That is, affording aid and protection to friends and allies in remote countries.
+ The land of Cush in holy writ (commonly, but by mistake, rendered Ethiopia) is properly that district of Arabia where the sons of Cush first settled.

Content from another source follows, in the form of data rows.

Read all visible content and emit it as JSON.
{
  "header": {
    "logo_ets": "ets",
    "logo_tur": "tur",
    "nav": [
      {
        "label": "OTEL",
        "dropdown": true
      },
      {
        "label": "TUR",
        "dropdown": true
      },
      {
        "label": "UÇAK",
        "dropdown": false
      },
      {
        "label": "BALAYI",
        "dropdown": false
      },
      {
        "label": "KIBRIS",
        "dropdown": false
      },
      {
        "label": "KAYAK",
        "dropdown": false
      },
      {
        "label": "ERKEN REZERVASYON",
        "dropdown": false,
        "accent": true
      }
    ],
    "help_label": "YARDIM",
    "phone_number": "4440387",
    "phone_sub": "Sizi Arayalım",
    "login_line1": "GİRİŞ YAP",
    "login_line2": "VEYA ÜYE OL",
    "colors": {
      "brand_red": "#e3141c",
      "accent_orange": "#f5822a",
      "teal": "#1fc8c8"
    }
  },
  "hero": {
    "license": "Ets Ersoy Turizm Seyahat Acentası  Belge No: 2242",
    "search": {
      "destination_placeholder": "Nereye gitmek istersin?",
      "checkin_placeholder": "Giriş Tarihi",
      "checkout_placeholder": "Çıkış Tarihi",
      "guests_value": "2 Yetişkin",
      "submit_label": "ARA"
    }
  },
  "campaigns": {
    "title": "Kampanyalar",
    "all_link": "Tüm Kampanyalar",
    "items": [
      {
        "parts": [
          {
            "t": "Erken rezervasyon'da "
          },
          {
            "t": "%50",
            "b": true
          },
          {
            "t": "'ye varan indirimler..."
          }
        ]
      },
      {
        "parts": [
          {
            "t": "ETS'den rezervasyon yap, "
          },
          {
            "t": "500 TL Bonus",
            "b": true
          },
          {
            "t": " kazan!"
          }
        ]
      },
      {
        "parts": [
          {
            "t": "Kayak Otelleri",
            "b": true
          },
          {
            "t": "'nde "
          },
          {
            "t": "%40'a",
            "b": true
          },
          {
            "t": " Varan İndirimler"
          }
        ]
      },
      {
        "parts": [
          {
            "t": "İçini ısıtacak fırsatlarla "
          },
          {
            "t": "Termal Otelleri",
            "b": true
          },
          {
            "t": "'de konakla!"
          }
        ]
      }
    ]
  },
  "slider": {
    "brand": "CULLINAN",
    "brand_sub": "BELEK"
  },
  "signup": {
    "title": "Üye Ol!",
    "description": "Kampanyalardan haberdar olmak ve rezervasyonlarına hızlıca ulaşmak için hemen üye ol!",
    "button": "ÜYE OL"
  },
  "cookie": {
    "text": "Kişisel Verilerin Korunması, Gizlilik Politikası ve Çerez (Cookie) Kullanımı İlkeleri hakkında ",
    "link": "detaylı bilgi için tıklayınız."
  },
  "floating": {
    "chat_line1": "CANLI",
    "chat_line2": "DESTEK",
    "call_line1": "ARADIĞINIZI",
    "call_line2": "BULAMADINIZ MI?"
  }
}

But as this race multiplied exceedingly, and spread, not only into other parts of Arabia, but eastward, round the head of the Persian Gulf, to the confines of
gers, to a nation * scattered and peeled, to a people terrible A.C. 72).
* Or, out. spread and polished + Or, a nation that meteth out, and treadeth down.
Heb, a nation of line, line, and treading under foot.
Or, whose land the rivers despise.
2 Accustomed to send messengers by sea,
Even in bulrush-vessels t, upon the surface of the waters,
Whose land rivers have spoiled.
Shall see the lifting up, as it were, of a banne" || upon the mountains,
I will sit still I (but I will keep my eye upon my prepared habitation)
Susiana; and westward, across the Arabian Gulf, into the region since called
• " Accustomed to send”—The form of the expression in the original signi-
+ " Sending by sea, in bulrush-vessels,” is a figurative expression, descrip-
"Go, swift messengers"— You who, by your skill in navigation and your extensive commerce and alliances, are so well qualified to be carriers of a message to people in the remotest corners, Go with God's message.
"Unto a nation," &c. viz. to the dispersed Jews; a nation dragged away from its proper seat, and plucked of its wealth and power; people wonderful, from the beginning to this very time, for the special providence which ever has attended them, and directed their fortunes; a nation still lingering in expectation of the Messiah, who so long since came, and was rejected by them, and now is coming again in glory; a nation universally trampled under foot ; whose land, “rivers,' armies of foreign invaders, the Assyrians, Babylonians, Syromacedonians, Romans, Saracens, and Turks, have over-run and depopu
“A banner-a trumpet.” The banner of the cross, to be lifted up more conspicuously than ever before; the trumpet of the Gospel, to be sounded more Joudly than ever before in the latter ages.
1 This 4th verse represents a long cessation of visible interpositions of Providence, under the image of God's sitting still ; the stillness of that awful panse, under the image of that torpid state of the atmosphere in hot weather,